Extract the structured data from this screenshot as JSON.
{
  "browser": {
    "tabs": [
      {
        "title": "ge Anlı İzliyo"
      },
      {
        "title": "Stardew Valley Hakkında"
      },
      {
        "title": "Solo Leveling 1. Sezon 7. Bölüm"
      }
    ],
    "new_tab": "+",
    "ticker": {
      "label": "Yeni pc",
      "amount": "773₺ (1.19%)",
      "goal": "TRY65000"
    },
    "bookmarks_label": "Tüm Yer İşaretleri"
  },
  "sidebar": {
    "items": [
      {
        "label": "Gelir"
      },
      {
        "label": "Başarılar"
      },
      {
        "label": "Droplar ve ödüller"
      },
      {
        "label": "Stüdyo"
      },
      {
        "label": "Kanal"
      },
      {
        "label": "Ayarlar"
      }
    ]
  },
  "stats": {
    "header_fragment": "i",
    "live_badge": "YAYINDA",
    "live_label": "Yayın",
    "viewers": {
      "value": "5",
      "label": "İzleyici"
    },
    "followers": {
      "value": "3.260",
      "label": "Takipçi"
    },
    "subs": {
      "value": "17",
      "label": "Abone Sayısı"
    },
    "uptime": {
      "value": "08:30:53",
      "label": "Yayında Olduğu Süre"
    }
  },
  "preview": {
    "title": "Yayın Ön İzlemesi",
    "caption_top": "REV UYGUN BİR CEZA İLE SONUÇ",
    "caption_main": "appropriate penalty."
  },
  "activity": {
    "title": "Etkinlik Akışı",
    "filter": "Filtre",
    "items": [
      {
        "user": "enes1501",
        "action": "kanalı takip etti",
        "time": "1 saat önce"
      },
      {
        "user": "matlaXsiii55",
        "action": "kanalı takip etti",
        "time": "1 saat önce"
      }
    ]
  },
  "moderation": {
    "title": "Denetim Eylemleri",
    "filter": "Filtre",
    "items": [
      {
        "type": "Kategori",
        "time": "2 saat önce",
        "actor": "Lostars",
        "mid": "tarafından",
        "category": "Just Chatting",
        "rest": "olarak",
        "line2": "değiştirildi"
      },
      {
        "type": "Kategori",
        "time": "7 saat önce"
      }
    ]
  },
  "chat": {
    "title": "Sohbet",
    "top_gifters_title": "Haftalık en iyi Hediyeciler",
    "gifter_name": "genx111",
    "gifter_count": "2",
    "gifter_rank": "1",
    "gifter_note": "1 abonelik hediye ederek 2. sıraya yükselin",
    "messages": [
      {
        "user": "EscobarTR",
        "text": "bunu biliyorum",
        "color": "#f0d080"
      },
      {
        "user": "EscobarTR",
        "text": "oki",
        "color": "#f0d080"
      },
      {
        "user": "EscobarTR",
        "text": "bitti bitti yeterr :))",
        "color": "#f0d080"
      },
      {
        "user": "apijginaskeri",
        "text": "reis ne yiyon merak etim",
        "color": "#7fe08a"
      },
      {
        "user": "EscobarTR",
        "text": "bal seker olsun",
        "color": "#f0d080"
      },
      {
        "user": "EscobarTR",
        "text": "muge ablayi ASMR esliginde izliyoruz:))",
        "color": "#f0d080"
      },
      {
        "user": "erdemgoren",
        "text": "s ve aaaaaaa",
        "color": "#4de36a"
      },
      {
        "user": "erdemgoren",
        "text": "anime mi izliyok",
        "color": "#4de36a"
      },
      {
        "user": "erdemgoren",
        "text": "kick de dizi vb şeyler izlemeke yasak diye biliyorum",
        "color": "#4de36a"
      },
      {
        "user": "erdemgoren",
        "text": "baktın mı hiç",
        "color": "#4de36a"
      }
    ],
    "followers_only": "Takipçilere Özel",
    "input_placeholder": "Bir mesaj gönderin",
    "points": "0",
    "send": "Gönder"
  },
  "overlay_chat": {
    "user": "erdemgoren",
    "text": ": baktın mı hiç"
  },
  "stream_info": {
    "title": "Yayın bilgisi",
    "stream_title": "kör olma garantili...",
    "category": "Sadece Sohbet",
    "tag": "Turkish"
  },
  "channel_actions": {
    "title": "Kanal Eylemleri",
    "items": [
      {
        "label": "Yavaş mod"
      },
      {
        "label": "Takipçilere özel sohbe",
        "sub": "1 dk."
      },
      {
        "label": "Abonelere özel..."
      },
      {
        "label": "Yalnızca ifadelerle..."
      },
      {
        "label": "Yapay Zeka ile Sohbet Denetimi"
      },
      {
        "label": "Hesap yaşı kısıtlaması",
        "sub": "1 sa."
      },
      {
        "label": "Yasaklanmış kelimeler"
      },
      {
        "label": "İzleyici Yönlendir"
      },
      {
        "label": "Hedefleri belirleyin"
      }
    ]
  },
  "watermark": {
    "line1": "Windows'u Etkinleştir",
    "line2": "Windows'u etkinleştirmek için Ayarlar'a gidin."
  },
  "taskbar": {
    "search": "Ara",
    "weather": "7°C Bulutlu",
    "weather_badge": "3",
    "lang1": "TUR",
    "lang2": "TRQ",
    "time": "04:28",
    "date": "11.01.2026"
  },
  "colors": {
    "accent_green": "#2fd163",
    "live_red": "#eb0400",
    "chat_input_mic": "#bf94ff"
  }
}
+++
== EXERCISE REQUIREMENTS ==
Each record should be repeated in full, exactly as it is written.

== REPLY TO THE TASK ==
Extract the structured data from this screenshot as JSON.
{
  "browser": {
    "tabs": [
      {
        "title": "ge Anlı İzliyo"
      },
      {
        "title": "Stardew Valley Hakkında"
      },
      {
        "title": "Solo Leveling 1. Sezon 7. Bölüm"
      }
    ],
    "new_tab": "+",
    "ticker": {
      "label": "Yeni pc",
      "amount": "773₺ (1.19%)",
      "goal": "TRY65000"
    },
    "bookmarks_label": "Tüm Yer İşaretleri"
  },
  "sidebar": {
    "items": [
      {
        "label": "Gelir"
      },
      {
        "label": "Başarılar"
      },
      {
        "label": "Droplar ve ödüller"
      },
      {
        "label": "Stüdyo"
      },
      {
        "label": "Kanal"
      },
      {
        "label": "Ayarlar"
      }
    ]
  },
  "stats": {
    "header_fragment": "i",
    "live_badge": "YAYINDA",
    "live_label": "Yayın",
    "viewers": {
      "value": "5",
      "label": "İzleyici"
    },
    "followers": {
      "value": "3.260",
      "label": "Takipçi"
    },
    "subs": {
      "value": "17",
      "label": "Abone Sayısı"
    },
    "uptime": {
      "value": "08:30:53",
      "label": "Yayında Olduğu Süre"
    }
  },
  "preview": {
    "title": "Yayın Ön İzlemesi",
    "caption_top": "REV UYGUN BİR CEZA İLE SONUÇ",
    "caption_main": "appropriate penalty."
  },
  "activity": {
    "title": "Etkinlik Akışı",
    "filter": "Filtre",
    "items": [
      {
        "user": "enes1501",
        "action": "kanalı takip etti",
        "time": "1 saat önce"
      },
      {
        "user": "matlaXsiii55",
        "action": "kanalı takip etti",
        "time": "1 saat önce"
      }
    ]
  },
  "moderation": {
    "title": "Denetim Eylemleri",
    "filter": "Filtre",
    "items": [
      {
        "type": "Kategori",
        "time": "2 saat önce",
        "actor": "Lostars",
        "mid": "tarafından",
        "category": "Just Chatting",
        "rest": "olarak",
        "line2": "değiştirildi"
      },
      {
        "type": "Kategori",
        "time": "7 saat önce"
      }
    ]
  },
  "chat": {
    "title": "Sohbet",
    "top_gifters_title": "Haftalık en iyi Hediyeciler",
    "gifter_name": "genx111",
    "gifter_count": "2",
    "gifter_rank": "1",
    "gifter_note": "1 abonelik hediye ederek 2. sıraya yükselin",
    "messages": [
      {
        "user": "EscobarTR",
        "text": "bunu biliyorum",
        "color": "#f0d080"
      },
      {
        "user": "EscobarTR",
        "text": "oki",
        "color": "#f0d080"
      },
      {
        "user": "EscobarTR",
        "text": "bitti bitti yeterr :))",
        "color": "#f0d080"
      },
      {
        "user": "apijginaskeri",
        "text": "reis ne yiyon merak etim",
        "color": "#7fe08a"
      },
      {
        "user": "EscobarTR",
        "text": "bal seker olsun",
        "color": "#f0d080"
      },
      {
        "user": "EscobarTR",
        "text": "muge ablayi ASMR esliginde izliyoruz:))",
        "color": "#f0d080"
      },
      {
        "user": "erdemgoren",
        "text": "s ve aaaaaaa",
        "color": "#4de36a"
      },
      {
        "user": "erdemgoren",
        "text": "anime mi izliyok",
        "color": "#4de36a"
      },
      {
        "user": "erdemgoren",
        "text": "kick de dizi vb şeyler izlemeke yasak diye biliyorum",
        "color": "#4de36a"
      },
      {
        "user": "erdemgoren",
        "text": "baktın mı hiç",
        "color": "#4de36a"
      }
    ],
    "followers_only": "Takipçilere Özel",
    "input_placeholder": "Bir mesaj gönderin",
    "points": "0",
    "send": "Gönder"
  },
  "overlay_chat": {
    "user": "erdemgoren",
    "text": ": baktın mı hiç"
  },
  "stream_info": {
    "title": "Yayın bilgisi",
    "stream_title": "kör olma garantili...",
    "category": "Sadece Sohbet",
    "tag": "Turkish"
  },
  "channel_actions": {
    "title": "Kanal Eylemleri",
    "items": [
      {
        "label": "Yavaş mod"
      },
      {
        "label": "Takipçilere özel sohbe",
        "sub": "1 dk."
      },
      {
        "label": "Abonelere özel..."
      },
      {
        "label": "Yalnızca ifadelerle..."
      },
      {
        "label": "Yapay Zeka ile Sohbet Denetimi"
      },
      {
        "label": "Hesap yaşı kısıtlaması",
        "sub": "1 sa."
      },
      {
        "label": "Yasaklanmış kelimeler"
      },
      {
        "label": "İzleyici Yönlendir"
      },
      {
        "label": "Hedefleri belirleyin"
      }
    ]
  },
  "watermark": {
    "line1": "Windows'u Etkinleştir",
    "line2": "Windows'u etkinleştirmek için Ayarlar'a gidin."
  },
  "taskbar": {
    "search": "Ara",
    "weather": "7°C Bulutlu",
    "weather_badge": "3",
    "lang1": "TUR",
    "lang2": "TRQ",
    "time": "04:28",
    "date": "11.01.2026"
  },
  "colors": {
    "accent_green": "#2fd163",
    "live_red": "#eb0400",
    "chat_input_mic": "#bf94ff"
  }
}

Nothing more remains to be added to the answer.